Data excerpts
= = = = =
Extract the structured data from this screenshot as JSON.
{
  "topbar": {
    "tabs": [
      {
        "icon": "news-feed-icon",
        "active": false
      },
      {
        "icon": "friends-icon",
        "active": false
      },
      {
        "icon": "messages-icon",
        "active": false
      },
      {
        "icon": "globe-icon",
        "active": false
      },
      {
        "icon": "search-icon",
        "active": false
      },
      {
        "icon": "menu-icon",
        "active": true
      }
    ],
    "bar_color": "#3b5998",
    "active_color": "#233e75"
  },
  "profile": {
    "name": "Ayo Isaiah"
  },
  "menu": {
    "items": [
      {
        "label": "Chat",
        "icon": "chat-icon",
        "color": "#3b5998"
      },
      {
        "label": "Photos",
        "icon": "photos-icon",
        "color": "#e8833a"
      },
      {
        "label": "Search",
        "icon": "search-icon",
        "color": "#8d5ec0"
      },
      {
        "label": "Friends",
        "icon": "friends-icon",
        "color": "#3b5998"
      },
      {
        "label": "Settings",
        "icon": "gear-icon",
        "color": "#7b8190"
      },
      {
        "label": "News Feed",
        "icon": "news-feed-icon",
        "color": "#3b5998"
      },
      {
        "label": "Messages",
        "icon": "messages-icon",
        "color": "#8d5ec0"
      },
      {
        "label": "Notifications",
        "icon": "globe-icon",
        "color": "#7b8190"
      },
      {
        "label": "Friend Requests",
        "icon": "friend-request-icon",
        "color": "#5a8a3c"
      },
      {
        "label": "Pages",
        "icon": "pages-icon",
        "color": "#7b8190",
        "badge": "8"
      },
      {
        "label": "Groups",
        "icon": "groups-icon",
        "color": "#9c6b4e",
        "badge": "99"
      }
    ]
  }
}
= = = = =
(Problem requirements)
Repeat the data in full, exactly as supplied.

(Response to this task)
Extract the structured data from this screenshot as JSON.
{
  "topbar": {
    "tabs": [
      {
        "icon": "news-feed-icon",
        "active": false
      },
      {
        "icon": "friends-icon",
        "active": false
      },
      {
        "icon": "messages-icon",
        "active": false
      },
      {
        "icon": "globe-icon",
        "active": false
      },
      {
        "icon": "search-icon",
        "active": false
      },
      {
        "icon": "menu-icon",
        "active": true
      }
    ],
    "bar_color": "#3b5998",
    "active_color": "#233e75"
  },
  "profile": {
    "name": "Ayo Isaiah"
  },
  "menu": {
    "items": [
      {
        "label": "Chat",
        "icon": "chat-icon",
        "color": "#3b5998"
      },
      {
        "label": "Photos",
        "icon": "photos-icon",
        "color": "#e8833a"
      },
      {
        "label": "Search",
        "icon": "search-icon",
        "color": "#8d5ec0"
      },
      {
        "label": "Friends",
        "icon": "friends-icon",
        "color": "#3b5998"
      },
      {
        "label": "Settings",
        "icon": "gear-icon",
        "color": "#7b8190"
      },
      {
        "label": "News Feed",
        "icon": "news-feed-icon",
        "color": "#3b5998"
      },
      {
        "label": "Messages",
        "icon": "messages-icon",
        "color": "#8d5ec0"
      },
      {
        "label": "Notifications",
        "icon": "globe-icon",
        "color": "#7b8190"
      },
      {
        "label": "Friend Requests",
        "icon": "friend-request-icon",
        "color": "#5a8a3c"
      },
      {
        "label": "Pages",
        "icon": "pages-icon",
        "color": "#7b8190",
        "badge": "8"
      },
      {
        "label": "Groups",
        "icon": "groups-icon",
        "color": "#9c6b4e",
        "badge": "99"
      }
    ]
  }
}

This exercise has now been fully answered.